Guidelines for URC members moving to a village where there is no URC
This advice assumes that the Church of England is the only Christian church in the village. Although some of the principles and considerations will be similar in relation to other churches, others will be different.
Some questions to ask yourself.
1. Does it seem right to worship in and commit myself to the church in the community where I live?
2. Am I prepared to commit myself wholeheartedly and worship as an Anglican?
Under new regulations you may, as a member in good standing with the United Reformed Churchand as a regular worshipper in the local Anglican church, declare yourself also a member of the Church of England. You may then serve on the Parochial Church Council and, in theory, be able to be a representative on Deanery and Diocesan Synods and General Synod. If you are a nationally accredited United Reformed Church lay preacher it is possible for you to be licensed by the bishop in whose diocese you are, to preach in your local area.
The relevant sections of Canon Law are quoted overleaf.
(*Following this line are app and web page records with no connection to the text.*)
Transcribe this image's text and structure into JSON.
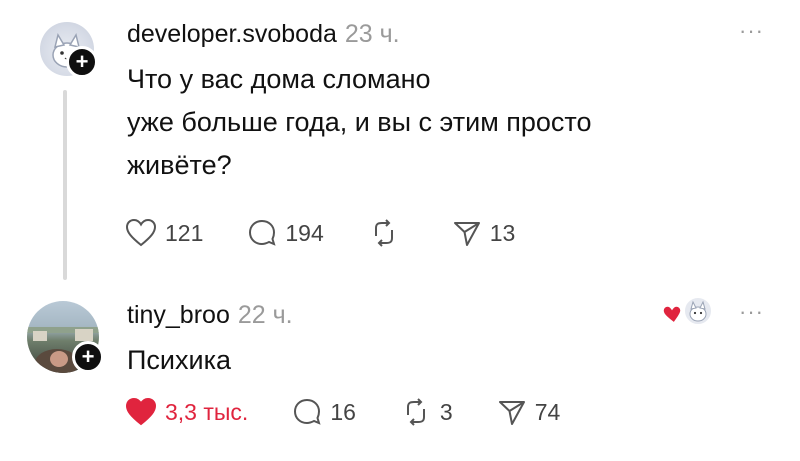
{
  "posts": [
    {
      "username": "developer.svoboda",
      "time": "23 ч.",
      "text_lines": [
        "Что у вас дома сломано",
        "уже больше года, и вы с этим просто",
        "живёте?"
      ],
      "likes": "121",
      "replies": "194",
      "reposts": "",
      "shares": "13",
      "liked": false
    },
    {
      "username": "tiny_broo",
      "time": "22 ч.",
      "text_lines": [
        "Психика"
      ],
      "likes": "3,3 тыс.",
      "replies": "16",
      "reposts": "3",
      "shares": "74",
      "liked": true
    }
  ],
  "more_label": "···",
  "follow_label": "+",
  "colors": {
    "like_active": "#e0243e",
    "muted": "#9a9a9a",
    "text": "#111111"
  }
}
However, there are supplementary questions you need to ask yourself.
a Do you feel a sense of belonging within the life of the parish church as it now stands, with regard to its worship, its preaching, its study life, and its role within the life of the community?
b If not, what hope is there that within a reasonable time span your active involvement might make a difference, either to the church or to your own attitudes and feelings?
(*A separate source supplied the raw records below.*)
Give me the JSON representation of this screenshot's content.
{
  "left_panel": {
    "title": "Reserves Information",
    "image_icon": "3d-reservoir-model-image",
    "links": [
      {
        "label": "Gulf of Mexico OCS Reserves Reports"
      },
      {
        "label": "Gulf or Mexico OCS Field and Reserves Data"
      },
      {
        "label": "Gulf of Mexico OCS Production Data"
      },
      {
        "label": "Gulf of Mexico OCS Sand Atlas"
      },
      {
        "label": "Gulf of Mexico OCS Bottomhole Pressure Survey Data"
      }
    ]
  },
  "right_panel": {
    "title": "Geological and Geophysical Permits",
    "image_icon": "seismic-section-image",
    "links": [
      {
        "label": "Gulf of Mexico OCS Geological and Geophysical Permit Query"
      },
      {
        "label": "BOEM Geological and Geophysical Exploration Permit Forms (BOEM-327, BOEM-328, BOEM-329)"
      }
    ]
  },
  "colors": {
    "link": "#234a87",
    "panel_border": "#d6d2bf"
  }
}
c Do you believe that the Reformed emphasis on the constant reformation of the Church under the guidance of the Holy Spirit in accordance with the Scriptures, and the aspects of church life which you bring from your own experience and tradition, can be set alongside the qualities which already exist in the local parish church in a positive and constructive way?
d What is the incumbent’s attitude to ecumenical co-operation and is she/he willing to do what is possible within Canon Law? What is the attitude of the diocesan bishop to ecumenical co-operation? This is important as so many decisions are inspired by the bishop and the local priest, although the local Parochial Church Council has a growing influence.
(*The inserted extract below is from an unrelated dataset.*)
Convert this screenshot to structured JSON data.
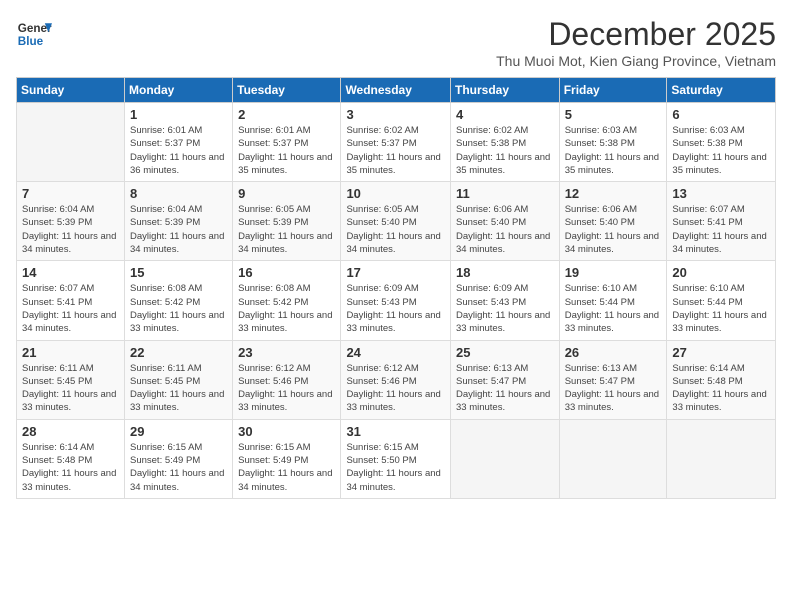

At some point, depending on the local vicar or priest, you may be challenged to make the full commitment to the Church of England and be confirmed.
3. Should I continue, at the same time, to maintain my membership in the nearest United Reformed Church – and how easy is that journey?
Some supplementary questions follow.
a. How often could you worship there – is less than once or twice a month being true to our understanding of membership? Church Meeting and the possibility of being an elder must also be considered.
b. Money – would you split your giving between the two?
If you retain this membership in a meaningful way then you can, at least in theory, be a member of District Council/Provincial Synod/General Assembly and one of the Assembly committees.
United Reformed Church links can also be maintained by subscribing to the Information Service, becoming a Friend of FURY (Fellowship of United Reformed Youth), subscribing to Reform, SPIN (Sharing People in Network), Windows (from the Silence and Retreats Group) and the Prayer Handbook, and attending Window on the World or the Holiday Forum etc.
Extracts from the relevant Church of England Canons
1 Canon B15A (1972) enables the admission to Holy Communion of “baptised persons who are communicant members of other Churches which subscribe to the doctrine of the Holy Trinity, and who are in good standing in their own Church…”
If anyone by virtue of this provision "regularly receives the Holy Communion over a long period which appears likely to continue indefinitely, the minister shall set before him the normal requirements of the Church of England for communicant status of that Church."
2 The Church Representation Rules 1995 enable a person to be enrolled if she/he is baptised, sixteen years or upwards and declares themself to be a member in good standing of a Church which subscribes to the doctrine of the Holy Trinity ... and also is prepared to declare him/herself to be a member of the Church of England having habitually attended public worship in the parish during a period of six months prior to enrolment. Making this declaration also confers eligibility to stand for election to the decision making bodies of the Church of England.
3 Canon B43 (1989) says
1.-(1)) A minister or lay person who is a member in good standing of a Church to which this Canon applies and is a baptised person may, subject to the provisions of this Canon, be invited to perform all or any of the following duties -
a) to say or sing Morning or Evening Prayer
b) to read the Holy Scripture at any service
c) to preach at any service
d) to lead the Intercessions at the Holy Communion and to lead prayers at other services
e) to assist at Baptism or the Solemnisation of Matrimony or conduct a Funeral Service
f) to assist in the distribution of the holy sacrament of the Lord's Supper to the people at the Holy Communion if the minister or lay person is authorised to perform a similar duty in his or her own Church."
4 Canon B43 (1989) says
9. “The incumbent of a parish may (with specified approvals) invite members of another Church… to take part in joint worship with the Church of England or to use a church in the parish for worship in accordance with the forms of service and practice of that other Church on such occasions as may be specified in the approval given by the bishop.”